Provided information.

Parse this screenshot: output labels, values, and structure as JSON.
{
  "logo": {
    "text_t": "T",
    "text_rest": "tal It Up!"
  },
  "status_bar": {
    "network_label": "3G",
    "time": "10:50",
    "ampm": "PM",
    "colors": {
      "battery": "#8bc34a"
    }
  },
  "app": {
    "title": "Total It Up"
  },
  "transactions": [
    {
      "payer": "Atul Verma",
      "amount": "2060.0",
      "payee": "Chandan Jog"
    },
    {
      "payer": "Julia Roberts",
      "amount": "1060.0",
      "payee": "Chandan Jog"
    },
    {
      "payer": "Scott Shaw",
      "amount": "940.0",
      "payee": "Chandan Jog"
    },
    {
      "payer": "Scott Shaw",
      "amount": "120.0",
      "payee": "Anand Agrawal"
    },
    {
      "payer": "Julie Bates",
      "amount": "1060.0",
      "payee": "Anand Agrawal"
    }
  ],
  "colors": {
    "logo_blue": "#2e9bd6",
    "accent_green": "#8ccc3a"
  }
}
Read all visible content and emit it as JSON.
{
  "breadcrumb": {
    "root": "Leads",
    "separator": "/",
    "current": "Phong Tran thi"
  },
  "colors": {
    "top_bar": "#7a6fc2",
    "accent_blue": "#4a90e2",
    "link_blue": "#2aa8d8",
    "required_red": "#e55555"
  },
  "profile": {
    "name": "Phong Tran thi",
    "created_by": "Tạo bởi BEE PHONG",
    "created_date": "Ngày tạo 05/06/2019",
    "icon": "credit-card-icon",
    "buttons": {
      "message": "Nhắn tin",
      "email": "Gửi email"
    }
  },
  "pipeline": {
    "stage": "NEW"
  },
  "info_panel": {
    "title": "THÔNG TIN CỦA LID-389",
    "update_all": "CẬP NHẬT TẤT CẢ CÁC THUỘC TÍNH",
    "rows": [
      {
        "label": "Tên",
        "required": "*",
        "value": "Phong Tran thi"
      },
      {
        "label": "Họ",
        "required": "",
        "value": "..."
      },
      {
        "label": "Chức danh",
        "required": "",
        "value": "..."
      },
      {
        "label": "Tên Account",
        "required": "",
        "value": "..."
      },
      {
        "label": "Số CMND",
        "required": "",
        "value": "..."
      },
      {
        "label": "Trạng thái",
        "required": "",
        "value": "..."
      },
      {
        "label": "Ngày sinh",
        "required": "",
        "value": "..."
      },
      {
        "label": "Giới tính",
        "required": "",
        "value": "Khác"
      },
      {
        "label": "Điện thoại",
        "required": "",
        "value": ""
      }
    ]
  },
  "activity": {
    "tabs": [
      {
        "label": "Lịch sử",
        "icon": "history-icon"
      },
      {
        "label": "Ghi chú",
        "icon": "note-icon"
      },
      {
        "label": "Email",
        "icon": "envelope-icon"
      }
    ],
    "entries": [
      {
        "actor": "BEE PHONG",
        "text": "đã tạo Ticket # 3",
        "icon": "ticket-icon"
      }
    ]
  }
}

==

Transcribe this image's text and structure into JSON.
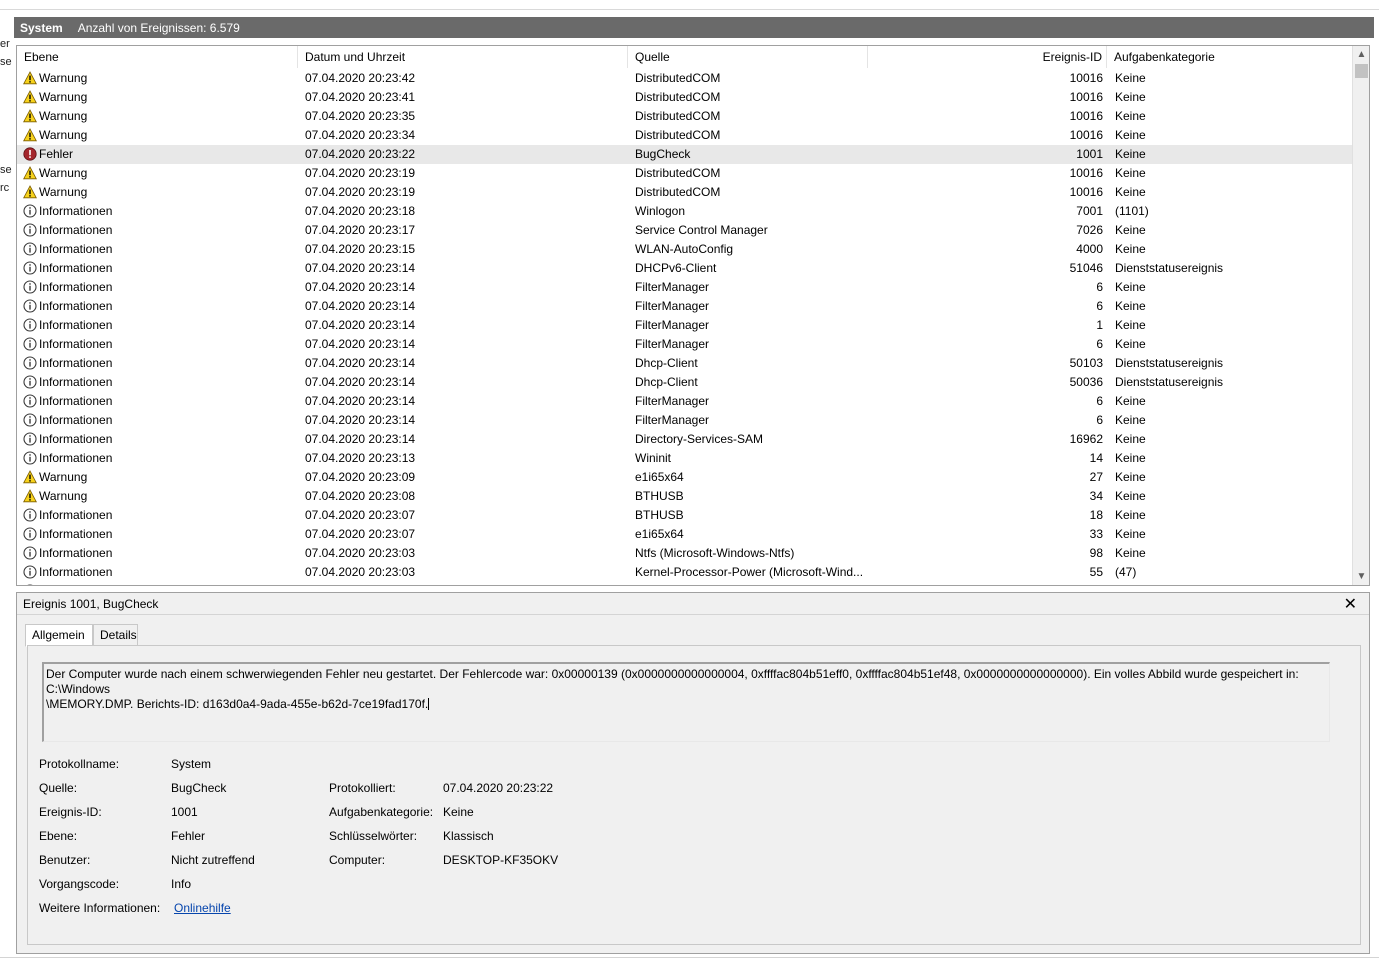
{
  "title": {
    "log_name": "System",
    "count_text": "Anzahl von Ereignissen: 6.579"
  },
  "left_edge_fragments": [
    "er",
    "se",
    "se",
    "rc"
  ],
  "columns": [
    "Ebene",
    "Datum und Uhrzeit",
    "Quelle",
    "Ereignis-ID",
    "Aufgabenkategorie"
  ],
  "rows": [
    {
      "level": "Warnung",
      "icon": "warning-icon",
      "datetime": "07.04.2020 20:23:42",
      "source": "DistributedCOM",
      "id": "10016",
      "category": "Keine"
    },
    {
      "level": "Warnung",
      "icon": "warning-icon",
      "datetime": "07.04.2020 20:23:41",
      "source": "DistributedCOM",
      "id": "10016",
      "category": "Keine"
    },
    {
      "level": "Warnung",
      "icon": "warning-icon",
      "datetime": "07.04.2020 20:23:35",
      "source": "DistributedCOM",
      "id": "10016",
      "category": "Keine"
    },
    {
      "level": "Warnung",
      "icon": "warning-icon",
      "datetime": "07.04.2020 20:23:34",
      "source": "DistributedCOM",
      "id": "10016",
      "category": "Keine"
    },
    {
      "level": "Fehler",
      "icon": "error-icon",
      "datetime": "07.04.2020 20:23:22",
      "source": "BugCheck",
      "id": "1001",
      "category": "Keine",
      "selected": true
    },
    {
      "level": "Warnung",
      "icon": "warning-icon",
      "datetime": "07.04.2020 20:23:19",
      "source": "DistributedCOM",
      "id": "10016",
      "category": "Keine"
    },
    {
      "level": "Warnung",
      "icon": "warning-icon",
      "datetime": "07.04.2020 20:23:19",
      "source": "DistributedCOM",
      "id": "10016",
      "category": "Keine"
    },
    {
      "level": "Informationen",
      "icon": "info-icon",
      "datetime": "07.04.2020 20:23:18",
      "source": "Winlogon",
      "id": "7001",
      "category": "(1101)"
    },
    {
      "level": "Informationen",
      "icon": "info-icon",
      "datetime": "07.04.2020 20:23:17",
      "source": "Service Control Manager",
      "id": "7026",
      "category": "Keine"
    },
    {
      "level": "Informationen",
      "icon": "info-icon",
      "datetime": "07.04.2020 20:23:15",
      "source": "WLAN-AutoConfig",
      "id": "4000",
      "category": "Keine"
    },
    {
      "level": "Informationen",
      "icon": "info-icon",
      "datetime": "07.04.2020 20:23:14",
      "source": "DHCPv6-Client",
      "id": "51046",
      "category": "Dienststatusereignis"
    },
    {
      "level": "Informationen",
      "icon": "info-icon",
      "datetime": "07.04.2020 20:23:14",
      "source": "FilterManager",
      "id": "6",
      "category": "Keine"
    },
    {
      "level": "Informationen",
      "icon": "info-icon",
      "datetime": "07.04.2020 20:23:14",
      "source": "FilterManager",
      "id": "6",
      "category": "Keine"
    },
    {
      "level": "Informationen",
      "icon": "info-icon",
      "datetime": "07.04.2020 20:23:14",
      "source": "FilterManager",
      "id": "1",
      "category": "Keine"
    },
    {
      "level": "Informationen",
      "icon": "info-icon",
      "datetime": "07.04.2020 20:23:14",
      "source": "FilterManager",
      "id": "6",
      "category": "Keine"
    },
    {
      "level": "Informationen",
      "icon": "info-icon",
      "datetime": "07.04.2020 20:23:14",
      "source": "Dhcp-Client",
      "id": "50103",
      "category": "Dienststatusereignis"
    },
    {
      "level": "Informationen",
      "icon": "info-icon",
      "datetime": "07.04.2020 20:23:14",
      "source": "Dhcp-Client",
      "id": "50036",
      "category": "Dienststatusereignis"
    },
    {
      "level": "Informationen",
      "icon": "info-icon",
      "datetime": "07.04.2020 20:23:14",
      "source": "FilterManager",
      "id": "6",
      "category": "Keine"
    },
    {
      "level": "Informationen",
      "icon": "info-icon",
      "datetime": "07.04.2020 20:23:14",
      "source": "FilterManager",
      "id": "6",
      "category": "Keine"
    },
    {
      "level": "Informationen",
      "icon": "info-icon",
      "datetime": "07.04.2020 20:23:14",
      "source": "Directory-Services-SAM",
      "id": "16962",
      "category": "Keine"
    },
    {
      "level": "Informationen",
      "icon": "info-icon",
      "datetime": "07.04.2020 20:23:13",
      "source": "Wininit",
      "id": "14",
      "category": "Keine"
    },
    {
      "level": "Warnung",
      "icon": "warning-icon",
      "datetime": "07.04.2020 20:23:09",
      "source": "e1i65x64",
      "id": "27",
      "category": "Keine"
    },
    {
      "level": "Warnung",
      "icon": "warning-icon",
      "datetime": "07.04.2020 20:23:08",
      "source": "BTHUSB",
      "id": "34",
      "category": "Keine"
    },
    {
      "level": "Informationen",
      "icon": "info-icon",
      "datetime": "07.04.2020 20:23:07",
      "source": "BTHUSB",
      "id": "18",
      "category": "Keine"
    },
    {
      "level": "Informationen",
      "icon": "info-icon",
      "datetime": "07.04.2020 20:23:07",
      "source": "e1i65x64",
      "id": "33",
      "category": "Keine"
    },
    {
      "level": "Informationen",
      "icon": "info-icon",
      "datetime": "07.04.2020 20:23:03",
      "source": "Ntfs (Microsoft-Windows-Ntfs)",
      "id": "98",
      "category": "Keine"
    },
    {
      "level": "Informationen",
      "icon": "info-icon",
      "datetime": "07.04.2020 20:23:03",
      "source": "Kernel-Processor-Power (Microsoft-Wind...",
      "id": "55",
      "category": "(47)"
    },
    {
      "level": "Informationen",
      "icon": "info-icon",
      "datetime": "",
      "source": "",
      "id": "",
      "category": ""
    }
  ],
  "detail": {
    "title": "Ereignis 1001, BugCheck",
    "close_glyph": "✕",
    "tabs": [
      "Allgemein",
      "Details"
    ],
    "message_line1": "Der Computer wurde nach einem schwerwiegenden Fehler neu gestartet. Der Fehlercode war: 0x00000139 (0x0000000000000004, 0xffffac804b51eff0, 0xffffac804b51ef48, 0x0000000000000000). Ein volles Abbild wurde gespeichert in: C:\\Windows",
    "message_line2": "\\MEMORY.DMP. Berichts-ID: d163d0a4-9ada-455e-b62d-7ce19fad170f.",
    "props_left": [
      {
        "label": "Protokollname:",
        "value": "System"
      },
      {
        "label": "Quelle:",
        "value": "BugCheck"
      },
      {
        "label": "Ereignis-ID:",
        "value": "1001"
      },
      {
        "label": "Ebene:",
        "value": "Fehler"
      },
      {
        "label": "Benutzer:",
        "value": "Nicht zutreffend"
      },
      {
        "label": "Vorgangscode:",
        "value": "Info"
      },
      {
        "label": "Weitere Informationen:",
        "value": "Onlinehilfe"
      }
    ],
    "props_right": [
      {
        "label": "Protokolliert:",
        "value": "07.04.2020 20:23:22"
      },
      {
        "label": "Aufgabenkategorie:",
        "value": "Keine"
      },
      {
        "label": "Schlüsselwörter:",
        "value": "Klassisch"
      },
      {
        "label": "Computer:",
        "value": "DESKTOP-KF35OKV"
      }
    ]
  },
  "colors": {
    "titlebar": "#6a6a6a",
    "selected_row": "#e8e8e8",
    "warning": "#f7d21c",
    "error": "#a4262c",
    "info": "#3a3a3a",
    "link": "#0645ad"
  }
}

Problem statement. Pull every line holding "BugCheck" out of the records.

Answer box.
      "source": "BugCheck",
    "title": "Ereignis 1001, BugCheck",
        "value": "BugCheck"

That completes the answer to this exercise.